Psychological or spiritual orthorexia is this same over-fixation but applied to the emotional life—obsessing over whether you are living as the most self-aware, psychologically enlightened, emotionally aware person you can be. “Just like an over-fixation on food or exercise isn’t wellness behavior, neither is an over-fixation on your feelings,” Chawla wrote in one of her Instagram post captions. “You are not a project, you are a person. You are allowed to just be. This whole thing is optional, you are under no obligation to make yourself do it.”“The messaging I think people are getting is that this fixation on the self is some kind of apex enterprise,” Chawla said. “It’s not. The wellness is actually living your life.”In 2017, Conni Biesalski arrived in Venice Beach, California, from Bali, desperately wanting to relax and have fun. “Too bad that I was scheduled for two personal development workshops,” she said in a video blog on YouTube titled “I had a SPIRITUAL BURNOUT.”Biesalski went on to explain how she had been on her “inner journey” for years, trying to feel in control of her emotional reactions and examining why she was drawn to certain kinds of relationships. “You get to a point where nothing makes sense anymore and you’re just kind of done,” she said in the video. “Just over it. And you need a break.”

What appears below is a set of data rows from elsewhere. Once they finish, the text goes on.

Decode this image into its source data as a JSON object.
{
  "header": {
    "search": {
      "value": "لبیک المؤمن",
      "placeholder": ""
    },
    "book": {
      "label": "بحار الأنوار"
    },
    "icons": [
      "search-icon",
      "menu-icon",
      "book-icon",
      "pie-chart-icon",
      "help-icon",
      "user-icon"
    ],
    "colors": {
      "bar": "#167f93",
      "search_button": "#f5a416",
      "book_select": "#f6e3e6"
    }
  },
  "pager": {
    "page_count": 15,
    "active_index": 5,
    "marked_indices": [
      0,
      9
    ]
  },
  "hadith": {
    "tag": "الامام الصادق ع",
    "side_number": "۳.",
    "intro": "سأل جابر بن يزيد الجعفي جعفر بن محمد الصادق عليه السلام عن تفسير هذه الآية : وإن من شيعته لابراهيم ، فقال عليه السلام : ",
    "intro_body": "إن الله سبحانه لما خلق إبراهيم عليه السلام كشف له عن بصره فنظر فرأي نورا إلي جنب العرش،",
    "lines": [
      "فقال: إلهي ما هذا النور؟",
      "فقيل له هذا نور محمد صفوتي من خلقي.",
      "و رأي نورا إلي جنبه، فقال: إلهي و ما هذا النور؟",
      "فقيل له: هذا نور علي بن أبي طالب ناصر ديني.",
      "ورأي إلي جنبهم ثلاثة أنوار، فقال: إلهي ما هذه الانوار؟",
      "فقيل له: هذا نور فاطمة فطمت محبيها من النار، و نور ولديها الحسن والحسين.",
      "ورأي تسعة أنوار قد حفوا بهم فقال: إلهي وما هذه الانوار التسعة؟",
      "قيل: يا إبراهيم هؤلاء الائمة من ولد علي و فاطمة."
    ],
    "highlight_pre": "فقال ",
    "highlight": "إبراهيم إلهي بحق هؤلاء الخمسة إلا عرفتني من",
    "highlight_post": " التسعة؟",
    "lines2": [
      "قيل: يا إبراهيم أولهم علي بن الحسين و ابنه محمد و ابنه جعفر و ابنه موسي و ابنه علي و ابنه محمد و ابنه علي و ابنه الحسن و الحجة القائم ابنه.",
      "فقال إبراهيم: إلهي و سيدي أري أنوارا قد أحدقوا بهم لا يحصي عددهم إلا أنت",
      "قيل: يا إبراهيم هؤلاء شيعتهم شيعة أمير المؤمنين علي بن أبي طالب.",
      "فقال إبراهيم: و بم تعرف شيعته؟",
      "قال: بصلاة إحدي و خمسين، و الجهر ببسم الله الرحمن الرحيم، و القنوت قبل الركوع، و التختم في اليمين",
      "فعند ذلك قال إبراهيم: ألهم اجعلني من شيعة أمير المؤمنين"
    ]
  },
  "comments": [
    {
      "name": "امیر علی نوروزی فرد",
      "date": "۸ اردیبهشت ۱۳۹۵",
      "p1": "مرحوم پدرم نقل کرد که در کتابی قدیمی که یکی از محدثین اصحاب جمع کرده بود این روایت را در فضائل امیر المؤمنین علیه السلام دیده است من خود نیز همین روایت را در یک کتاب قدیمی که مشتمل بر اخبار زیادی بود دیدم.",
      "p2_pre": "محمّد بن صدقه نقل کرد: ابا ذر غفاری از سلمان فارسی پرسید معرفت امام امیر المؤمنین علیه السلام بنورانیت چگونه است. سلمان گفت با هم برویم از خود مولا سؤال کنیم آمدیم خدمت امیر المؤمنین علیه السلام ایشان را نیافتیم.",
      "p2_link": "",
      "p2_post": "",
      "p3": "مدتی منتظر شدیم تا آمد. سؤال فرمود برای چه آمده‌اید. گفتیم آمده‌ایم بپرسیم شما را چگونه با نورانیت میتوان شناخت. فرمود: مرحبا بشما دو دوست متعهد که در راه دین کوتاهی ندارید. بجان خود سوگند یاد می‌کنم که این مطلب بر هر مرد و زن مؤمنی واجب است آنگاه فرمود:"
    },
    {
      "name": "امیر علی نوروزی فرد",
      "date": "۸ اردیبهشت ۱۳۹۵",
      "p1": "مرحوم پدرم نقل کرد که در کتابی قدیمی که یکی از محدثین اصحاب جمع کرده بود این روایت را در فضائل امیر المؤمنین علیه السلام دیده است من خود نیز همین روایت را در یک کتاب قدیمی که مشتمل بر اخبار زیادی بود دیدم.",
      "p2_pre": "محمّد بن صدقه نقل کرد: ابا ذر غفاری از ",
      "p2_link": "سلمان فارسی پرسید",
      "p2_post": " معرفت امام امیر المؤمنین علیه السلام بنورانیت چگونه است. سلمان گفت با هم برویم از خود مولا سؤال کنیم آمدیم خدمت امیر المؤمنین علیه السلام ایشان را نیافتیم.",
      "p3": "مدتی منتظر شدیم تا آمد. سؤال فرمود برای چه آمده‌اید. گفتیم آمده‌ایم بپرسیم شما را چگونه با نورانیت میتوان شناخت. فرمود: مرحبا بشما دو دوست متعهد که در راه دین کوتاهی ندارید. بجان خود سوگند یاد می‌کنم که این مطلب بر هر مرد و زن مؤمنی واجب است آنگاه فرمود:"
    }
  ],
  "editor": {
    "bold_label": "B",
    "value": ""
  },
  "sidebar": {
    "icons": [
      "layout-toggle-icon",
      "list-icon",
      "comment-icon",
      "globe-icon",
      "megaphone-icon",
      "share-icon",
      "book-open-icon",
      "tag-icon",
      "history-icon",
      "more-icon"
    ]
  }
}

“You are not a project, you are a person. You are allowed to just be. This whole thing is optional, you are under no obligation to make yourself do it.”
“It’s so hard for us to just be with what is, rather than wanting it to be different and transform it.”
But he fears it has become an obligation, something that’s required at all times. He’s wary of the trendy application of therapeutic tools for optimization purposes, like mindfulness practices, coaching, sleep therapies. “It’s no longer something you seek out in order to feel better. It’s something that is demanded of you, not because it’s valuable in itself for human beings, but because it will make you more productive,” he said.
“Then, we might forget about collective organizing. We might forget about improving our workplaces by restructuring, by better wages, by having a workload that is actually manageable instead of doing mindfulness so you can cope with something that is too hard.”
She now recognizes that some of the same traits from her eating disorder were present in her relationship with personal development. “I remember having a conversation with my own coach and she said, ‘It's almost like you’re now bingeing on personal growth,’” Leath said. “That desire to fill a void just jumped from an unhealthy habit to what you could argue is a healthier habit. But it was still another expression of a fundamental sense of not being good enough.”Brinkmann sees parallels of an obsession with personal development with clinical depression, too—because it’s rooted in the belief that you’re never good enough and that it’s of your own negligence of action that you’re not good enough. “This culture of self-improvement tells the individual that no matter how well you do, no matter how much you produce, no matter how well you perform, you’re never good enough because very soon you have to do something more, something else,” he said. Spicer hasn’t given up completely on the self-improvement practices he was exposed to while writing his book. Some, like mindfulness, are tools that he reaches for in moments of anxiety. But these tools are small parts of his life, he said, used when the need arises, not centerpieces to organize his whole life around.When it comes to the “self,” Spicer explained that the work is actually in learning that we are “good enough.” It doesn’t mean that who we are is the pinnacle of existence, or that you have to love your flaws. It might mean sitting with and being honest about ourselves, accepting not being the best. “It’s the idea of being a good enough person, accepting we’re not perfect and we’re not going to be perfect, and in fact being perfect would be rather damaging, not just to ourselves, but also to the people around us,” Spicer said. In the last few years, Biesalski said she’s tried to embrace fun and play more—activities that don’t have any “purpose” to them. She has even created a list of activities that she loves to do with no ulterior motives, that she can turn to when she’s feeling stuck. “It’s created a place to breathe more,” she said. But, she admitted that after so much time trying to get better, it was challenging to simply sit with herself. “It is still a little hard, after all these years of continuously working on myself, to completely get out of that headspace.”Follow Shayla Love on Twitter.
“This culture of self-improvement tells the individual that no matter how well you do, no matter how much you produce, no matter how well you perform, you’re never good enough.”